Microsoft with NetClean made its "PhotoDNA" image matching technology available to law enforcement at no cost to help enhance their child sex abuse investigations - empowering them to more efficiently identify and rescue victims and bring abusers to justice.
The scale of the online child pornography problem and the amount of data associated with these types of investigations is massive. Since 2002, the National Center for Missing & Exploited Children (NCMEC) has reviewed more than 65 million images and videos of child sexual exploitation reported by law enforcement.
"PhotoDNA is an image-matching technology developed by Microsoft Research in collaboration with Dartmouth College. It creates a unique signature for a digital image, something like a fingerprint, which can be compared with the signatures of other images to find copies of that image. NCMEC and online service providers such as Microsoft and Facebook currently use PhotoDNA to help find, report and eliminate some of the worst known images of child pornography online, helping identify thousands of these horrific images that would previously have gone undetected," Microsoft revealed.

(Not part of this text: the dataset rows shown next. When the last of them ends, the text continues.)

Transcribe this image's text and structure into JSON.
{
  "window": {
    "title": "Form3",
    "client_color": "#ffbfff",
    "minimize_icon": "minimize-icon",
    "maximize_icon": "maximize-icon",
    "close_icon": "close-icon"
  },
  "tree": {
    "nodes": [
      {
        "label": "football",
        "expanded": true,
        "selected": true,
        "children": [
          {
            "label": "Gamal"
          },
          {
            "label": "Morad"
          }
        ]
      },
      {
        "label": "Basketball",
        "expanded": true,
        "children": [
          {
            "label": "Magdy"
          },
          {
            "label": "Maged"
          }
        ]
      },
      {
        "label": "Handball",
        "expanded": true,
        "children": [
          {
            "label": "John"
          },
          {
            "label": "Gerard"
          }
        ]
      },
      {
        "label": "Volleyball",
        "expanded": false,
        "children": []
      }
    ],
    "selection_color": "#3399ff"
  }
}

PhotoDNA will be available to law enforcement at no charge via:
- "NetClean Analyze. PhotoDNA is being made available through a new version of NetClean Analyze, a free technology already used by law enforcement in many countries worldwide. The new version will also include functionality to support connections between NetClean Analyze and the Child Exploitation Tracking System (CETS) where appropriate.
- The Child Exploitation Tracking System (CETS). PhotoDNA is being integrated into CETS, a collaborative global law enforcement program supported by Microsoft technology for child pornography investigations. CETS helps law enforcement agencies follow hundreds of suspects at a time and eliminate duplication, making it more efficient for the agencies to follow up on leads, collect evidence and build cases against suspected child pornographers. CETS is currently used by agencies in Australia, Brazil, Belgium, Canada, Italy, the United Kingdom and the United States.
- Direct licensing. Certain law enforcement agencies with the technical capacity and resources required to manage PhotoDNA source code integration themselves can license the technology directly for use in child sexual exploitation investigations. At this time, the Netherlands Forensics Institute and the New Zealand Department of Internal Affairs have licensed the PhotoDNA source code," Microsoft informed.
Watch the video from Microsoft's Digital Crimes Unit: